What you will do:
Of the lines below, copy those that hold the word "name".

Supplied entries:
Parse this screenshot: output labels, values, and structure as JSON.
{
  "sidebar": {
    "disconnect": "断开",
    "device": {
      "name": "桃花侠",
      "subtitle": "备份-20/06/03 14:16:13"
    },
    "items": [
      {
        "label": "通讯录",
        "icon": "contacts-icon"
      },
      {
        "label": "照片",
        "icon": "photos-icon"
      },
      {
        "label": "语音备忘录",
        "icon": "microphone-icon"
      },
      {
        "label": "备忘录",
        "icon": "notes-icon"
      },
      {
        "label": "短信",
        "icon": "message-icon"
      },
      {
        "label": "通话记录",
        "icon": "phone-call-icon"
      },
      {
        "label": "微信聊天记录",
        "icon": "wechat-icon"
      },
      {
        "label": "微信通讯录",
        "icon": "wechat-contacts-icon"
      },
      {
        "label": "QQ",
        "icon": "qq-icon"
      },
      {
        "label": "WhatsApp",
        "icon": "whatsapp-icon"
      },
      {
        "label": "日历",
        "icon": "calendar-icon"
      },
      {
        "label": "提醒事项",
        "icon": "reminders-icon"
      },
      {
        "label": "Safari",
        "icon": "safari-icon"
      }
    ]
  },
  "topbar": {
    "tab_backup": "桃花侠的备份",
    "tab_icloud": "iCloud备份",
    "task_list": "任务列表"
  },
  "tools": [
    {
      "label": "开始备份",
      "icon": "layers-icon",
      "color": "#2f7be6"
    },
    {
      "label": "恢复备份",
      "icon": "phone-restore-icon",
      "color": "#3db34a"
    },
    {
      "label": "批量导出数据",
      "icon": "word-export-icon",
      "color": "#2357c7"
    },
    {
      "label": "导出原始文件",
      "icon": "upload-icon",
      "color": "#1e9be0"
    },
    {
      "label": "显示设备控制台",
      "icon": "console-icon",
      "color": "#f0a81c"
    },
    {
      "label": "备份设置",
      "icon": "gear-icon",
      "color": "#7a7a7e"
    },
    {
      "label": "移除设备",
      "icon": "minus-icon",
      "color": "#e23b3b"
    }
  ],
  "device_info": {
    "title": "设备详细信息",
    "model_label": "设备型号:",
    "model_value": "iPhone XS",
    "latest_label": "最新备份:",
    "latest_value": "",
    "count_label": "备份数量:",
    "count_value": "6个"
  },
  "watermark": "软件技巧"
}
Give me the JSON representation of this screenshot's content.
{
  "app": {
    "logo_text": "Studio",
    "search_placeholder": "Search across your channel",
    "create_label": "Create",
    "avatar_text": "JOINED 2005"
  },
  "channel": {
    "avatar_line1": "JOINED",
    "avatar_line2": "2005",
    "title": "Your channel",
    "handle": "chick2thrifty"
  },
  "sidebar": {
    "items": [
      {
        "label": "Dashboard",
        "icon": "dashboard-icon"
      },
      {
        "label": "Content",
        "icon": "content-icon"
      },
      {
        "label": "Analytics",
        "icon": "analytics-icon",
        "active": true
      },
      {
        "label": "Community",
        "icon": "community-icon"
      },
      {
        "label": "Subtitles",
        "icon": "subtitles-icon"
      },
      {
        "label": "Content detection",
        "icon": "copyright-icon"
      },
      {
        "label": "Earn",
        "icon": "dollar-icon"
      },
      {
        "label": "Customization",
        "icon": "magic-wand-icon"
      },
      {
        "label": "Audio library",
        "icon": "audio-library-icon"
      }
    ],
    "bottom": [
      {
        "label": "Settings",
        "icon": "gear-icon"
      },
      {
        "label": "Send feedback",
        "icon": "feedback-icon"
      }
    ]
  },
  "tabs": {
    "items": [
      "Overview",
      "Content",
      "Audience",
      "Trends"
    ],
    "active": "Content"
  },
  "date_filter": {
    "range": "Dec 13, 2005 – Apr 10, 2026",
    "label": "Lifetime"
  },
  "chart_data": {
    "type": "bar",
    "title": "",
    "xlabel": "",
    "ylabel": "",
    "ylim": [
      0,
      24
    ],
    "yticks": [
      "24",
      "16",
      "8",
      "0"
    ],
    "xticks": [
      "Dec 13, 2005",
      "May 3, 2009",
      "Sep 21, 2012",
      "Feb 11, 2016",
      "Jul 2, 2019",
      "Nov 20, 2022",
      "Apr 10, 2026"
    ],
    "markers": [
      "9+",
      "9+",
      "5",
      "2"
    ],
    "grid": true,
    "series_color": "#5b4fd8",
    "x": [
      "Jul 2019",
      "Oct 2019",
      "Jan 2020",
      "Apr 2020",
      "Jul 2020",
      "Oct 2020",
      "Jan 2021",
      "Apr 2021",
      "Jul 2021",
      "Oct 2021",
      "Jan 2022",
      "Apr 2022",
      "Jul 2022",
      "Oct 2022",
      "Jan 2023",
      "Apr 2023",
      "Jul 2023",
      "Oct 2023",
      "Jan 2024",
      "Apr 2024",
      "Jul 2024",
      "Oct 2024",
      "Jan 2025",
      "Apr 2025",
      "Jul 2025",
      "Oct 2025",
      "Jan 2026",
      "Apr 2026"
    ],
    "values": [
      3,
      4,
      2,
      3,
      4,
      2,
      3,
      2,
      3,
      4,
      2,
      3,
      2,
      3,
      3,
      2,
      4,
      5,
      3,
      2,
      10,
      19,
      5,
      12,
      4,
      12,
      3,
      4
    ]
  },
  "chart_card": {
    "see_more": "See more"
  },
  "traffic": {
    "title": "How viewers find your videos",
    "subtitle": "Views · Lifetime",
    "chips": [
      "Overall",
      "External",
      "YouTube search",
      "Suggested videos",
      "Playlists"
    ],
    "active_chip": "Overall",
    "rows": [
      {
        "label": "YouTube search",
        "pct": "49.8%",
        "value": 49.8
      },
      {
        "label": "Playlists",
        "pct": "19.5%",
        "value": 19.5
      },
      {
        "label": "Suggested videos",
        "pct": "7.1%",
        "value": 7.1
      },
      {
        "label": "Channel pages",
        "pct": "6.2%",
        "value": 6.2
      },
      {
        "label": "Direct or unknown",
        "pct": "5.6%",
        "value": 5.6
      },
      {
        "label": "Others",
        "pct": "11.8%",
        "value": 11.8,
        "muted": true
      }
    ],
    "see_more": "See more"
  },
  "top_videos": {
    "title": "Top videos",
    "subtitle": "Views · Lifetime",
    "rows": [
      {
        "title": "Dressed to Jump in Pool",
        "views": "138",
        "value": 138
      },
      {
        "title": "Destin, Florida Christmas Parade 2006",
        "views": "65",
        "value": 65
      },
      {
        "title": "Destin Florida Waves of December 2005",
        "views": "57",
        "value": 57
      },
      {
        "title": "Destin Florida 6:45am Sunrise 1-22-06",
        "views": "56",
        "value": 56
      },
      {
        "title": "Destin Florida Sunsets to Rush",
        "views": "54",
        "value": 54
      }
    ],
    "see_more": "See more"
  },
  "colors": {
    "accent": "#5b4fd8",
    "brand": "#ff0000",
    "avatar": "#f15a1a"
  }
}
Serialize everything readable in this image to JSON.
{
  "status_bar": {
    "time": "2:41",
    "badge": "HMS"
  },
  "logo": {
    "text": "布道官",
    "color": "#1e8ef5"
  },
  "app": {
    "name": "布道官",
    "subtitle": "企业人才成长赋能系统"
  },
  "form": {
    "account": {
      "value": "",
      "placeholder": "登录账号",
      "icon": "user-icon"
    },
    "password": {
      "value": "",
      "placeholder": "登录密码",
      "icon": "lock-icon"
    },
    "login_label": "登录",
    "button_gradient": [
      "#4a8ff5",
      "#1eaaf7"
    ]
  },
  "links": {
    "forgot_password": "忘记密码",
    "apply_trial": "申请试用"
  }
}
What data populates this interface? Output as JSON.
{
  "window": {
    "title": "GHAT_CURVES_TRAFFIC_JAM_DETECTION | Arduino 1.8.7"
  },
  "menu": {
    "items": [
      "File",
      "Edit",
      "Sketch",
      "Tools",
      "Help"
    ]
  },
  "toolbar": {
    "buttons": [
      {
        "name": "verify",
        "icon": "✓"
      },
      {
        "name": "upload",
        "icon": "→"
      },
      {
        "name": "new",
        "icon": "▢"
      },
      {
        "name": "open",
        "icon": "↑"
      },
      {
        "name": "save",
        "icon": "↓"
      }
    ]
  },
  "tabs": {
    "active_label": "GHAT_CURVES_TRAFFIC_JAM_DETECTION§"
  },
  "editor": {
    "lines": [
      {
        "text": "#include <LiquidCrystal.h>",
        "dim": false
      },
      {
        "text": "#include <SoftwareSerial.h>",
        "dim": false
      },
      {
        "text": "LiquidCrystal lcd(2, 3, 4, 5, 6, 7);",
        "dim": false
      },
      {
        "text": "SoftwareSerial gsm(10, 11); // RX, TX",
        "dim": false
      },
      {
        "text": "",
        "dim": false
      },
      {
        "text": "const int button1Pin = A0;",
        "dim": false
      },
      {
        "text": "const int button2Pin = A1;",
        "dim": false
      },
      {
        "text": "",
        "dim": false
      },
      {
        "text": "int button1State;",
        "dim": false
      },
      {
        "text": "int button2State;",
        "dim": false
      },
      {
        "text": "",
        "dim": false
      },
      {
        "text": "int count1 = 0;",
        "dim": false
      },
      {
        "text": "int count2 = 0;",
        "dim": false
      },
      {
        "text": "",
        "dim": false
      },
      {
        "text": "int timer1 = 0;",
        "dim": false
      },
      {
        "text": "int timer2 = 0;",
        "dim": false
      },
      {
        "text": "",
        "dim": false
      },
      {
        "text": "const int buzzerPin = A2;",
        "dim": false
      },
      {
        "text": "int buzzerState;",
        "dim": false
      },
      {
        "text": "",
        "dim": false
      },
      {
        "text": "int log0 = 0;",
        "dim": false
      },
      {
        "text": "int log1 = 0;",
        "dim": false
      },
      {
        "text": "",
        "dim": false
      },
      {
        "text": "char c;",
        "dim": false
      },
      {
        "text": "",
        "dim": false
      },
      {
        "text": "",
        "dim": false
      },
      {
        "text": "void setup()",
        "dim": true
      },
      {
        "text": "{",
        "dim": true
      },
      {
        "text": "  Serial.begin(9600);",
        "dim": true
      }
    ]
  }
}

Exercise result:
      "name": "桃花侠",
    "name": "布道官",
        "name": "verify",
        "name": "upload",
        "name": "new",
        "name": "open",
        "name": "save",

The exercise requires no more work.